WORK TO BE COMPLETED: Your task is to count the lines of the records that contain "nDermatologo". Answer with the number and nothing else.

DATA RECORDS:
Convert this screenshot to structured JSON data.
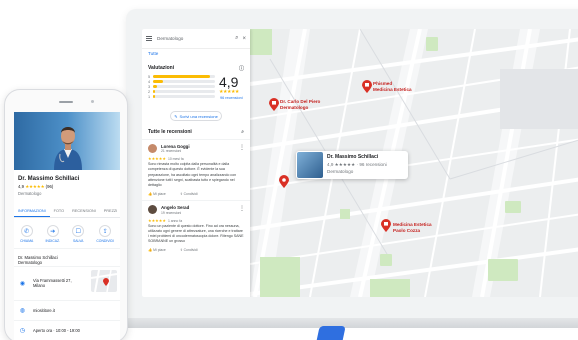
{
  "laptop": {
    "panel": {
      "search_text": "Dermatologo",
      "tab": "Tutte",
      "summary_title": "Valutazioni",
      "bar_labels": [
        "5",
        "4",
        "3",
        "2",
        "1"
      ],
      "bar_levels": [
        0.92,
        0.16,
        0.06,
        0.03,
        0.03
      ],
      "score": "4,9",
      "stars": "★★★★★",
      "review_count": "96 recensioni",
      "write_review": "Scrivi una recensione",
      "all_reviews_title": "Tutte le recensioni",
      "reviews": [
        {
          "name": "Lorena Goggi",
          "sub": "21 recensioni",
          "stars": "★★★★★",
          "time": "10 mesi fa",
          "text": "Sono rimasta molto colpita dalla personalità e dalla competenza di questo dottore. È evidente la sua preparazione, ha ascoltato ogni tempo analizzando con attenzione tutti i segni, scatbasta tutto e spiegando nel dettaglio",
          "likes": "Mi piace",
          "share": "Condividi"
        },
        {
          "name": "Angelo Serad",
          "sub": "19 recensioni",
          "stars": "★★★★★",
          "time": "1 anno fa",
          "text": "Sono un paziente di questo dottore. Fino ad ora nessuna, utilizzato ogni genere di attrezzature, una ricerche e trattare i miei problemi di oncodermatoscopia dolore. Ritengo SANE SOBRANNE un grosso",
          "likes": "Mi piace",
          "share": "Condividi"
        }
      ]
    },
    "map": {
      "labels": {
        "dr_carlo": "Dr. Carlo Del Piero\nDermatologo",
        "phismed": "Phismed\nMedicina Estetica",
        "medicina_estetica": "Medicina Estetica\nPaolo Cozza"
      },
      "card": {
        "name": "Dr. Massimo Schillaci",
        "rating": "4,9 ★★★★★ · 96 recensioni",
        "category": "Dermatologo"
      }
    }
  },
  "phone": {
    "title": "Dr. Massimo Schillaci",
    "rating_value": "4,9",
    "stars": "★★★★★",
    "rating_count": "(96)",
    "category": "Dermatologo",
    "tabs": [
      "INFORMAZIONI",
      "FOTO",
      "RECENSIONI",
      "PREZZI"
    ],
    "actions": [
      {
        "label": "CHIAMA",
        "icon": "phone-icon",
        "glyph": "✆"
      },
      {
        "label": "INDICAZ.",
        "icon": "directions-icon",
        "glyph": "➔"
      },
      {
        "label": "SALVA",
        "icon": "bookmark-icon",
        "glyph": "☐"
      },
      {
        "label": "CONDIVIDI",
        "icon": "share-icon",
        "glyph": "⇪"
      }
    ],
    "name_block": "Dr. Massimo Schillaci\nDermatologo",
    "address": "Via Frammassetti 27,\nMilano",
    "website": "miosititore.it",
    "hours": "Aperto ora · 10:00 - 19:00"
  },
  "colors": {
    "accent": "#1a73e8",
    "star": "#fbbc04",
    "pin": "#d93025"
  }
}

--

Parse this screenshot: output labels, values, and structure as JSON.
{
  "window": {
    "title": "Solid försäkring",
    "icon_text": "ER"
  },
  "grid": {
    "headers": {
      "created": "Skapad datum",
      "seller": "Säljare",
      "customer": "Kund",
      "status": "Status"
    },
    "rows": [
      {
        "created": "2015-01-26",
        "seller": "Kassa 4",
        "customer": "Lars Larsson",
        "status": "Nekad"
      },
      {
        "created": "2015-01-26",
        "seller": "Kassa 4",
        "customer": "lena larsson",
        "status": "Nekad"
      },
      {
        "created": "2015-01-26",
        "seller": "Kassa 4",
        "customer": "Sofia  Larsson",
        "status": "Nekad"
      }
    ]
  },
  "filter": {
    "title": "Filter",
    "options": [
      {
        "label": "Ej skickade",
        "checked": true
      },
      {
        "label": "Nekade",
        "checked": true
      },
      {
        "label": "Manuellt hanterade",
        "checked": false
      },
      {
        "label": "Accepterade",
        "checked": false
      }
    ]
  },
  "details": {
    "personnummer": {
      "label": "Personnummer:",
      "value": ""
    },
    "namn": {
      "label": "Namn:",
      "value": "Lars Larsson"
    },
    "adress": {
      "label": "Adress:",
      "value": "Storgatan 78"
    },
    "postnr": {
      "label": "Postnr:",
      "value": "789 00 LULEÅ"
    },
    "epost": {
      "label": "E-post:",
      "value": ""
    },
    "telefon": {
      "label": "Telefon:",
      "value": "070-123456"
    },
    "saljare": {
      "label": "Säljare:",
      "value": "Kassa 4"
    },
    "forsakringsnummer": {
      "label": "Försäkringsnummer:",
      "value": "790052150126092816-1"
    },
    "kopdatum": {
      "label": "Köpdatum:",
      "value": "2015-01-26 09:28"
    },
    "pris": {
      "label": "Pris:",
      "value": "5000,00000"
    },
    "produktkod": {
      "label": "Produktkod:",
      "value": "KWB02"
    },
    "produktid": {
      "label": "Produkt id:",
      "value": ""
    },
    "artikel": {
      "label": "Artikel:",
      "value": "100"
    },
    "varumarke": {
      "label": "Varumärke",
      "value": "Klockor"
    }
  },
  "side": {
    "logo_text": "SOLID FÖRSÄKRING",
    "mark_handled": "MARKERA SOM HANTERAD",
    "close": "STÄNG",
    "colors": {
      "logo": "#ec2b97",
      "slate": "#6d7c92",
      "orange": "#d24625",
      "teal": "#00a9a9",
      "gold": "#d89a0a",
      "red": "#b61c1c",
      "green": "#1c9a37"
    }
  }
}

YOUR SOLUTION: 2